Work task. Write out the data once more, exactly as it reads.

Content starts

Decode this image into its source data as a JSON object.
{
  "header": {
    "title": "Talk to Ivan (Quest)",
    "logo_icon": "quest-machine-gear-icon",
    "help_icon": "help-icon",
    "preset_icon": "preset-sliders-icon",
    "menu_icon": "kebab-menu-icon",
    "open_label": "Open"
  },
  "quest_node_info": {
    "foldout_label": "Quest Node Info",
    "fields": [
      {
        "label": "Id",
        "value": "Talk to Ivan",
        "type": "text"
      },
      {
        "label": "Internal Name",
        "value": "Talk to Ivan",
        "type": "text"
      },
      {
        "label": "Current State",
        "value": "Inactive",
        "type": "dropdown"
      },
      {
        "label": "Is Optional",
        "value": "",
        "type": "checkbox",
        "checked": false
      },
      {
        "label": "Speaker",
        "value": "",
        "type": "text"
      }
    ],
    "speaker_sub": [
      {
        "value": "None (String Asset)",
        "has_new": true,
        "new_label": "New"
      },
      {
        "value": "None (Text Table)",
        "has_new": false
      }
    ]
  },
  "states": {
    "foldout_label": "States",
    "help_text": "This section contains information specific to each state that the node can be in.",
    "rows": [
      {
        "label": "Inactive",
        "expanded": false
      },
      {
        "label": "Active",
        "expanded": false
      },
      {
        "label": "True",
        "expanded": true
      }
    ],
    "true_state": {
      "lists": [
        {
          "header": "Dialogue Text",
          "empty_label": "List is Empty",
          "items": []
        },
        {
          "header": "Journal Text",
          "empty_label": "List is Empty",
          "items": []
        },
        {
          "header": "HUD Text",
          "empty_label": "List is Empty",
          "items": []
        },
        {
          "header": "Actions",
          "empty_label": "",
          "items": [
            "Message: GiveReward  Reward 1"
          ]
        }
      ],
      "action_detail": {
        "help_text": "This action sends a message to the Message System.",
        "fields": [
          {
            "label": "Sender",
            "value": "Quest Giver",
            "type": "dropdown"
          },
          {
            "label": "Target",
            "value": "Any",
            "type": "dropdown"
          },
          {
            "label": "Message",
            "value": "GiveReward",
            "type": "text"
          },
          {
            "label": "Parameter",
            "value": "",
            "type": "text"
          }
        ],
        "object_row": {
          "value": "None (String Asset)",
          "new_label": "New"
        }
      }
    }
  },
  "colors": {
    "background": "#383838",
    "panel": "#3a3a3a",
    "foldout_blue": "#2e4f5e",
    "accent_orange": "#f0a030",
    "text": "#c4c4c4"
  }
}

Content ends

Response below.
Decode this image into its source data as a JSON object.
{
  "header": {
    "title": "Talk to Ivan (Quest)",
    "logo_icon": "quest-machine-gear-icon",
    "help_icon": "help-icon",
    "preset_icon": "preset-sliders-icon",
    "menu_icon": "kebab-menu-icon",
    "open_label": "Open"
  },
  "quest_node_info": {
    "foldout_label": "Quest Node Info",
    "fields": [
      {
        "label": "Id",
        "value": "Talk to Ivan",
        "type": "text"
      },
      {
        "label": "Internal Name",
        "value": "Talk to Ivan",
        "type": "text"
      },
      {
        "label": "Current State",
        "value": "Inactive",
        "type": "dropdown"
      },
      {
        "label": "Is Optional",
        "value": "",
        "type": "checkbox",
        "checked": false
      },
      {
        "label": "Speaker",
        "value": "",
        "type": "text"
      }
    ],
    "speaker_sub": [
      {
        "value": "None (String Asset)",
        "has_new": true,
        "new_label": "New"
      },
      {
        "value": "None (Text Table)",
        "has_new": false
      }
    ]
  },
  "states": {
    "foldout_label": "States",
    "help_text": "This section contains information specific to each state that the node can be in.",
    "rows": [
      {
        "label": "Inactive",
        "expanded": false
      },
      {
        "label": "Active",
        "expanded": false
      },
      {
        "label": "True",
        "expanded": true
      }
    ],
    "true_state": {
      "lists": [
        {
          "header": "Dialogue Text",
          "empty_label": "List is Empty",
          "items": []
        },
        {
          "header": "Journal Text",
          "empty_label": "List is Empty",
          "items": []
        },
        {
          "header": "HUD Text",
          "empty_label": "List is Empty",
          "items": []
        },
        {
          "header": "Actions",
          "empty_label": "",
          "items": [
            "Message: GiveReward  Reward 1"
          ]
        }
      ],
      "action_detail": {
        "help_text": "This action sends a message to the Message System.",
        "fields": [
          {
            "label": "Sender",
            "value": "Quest Giver",
            "type": "dropdown"
          },
          {
            "label": "Target",
            "value": "Any",
            "type": "dropdown"
          },
          {
            "label": "Message",
            "value": "GiveReward",
            "type": "text"
          },
          {
            "label": "Parameter",
            "value": "",
            "type": "text"
          }
        ],
        "object_row": {
          "value": "None (String Asset)",
          "new_label": "New"
        }
      }
    }
  },
  "colors": {
    "background": "#383838",
    "panel": "#3a3a3a",
    "foldout_blue": "#2e4f5e",
    "accent_orange": "#f0a030",
    "text": "#c4c4c4"
  }
}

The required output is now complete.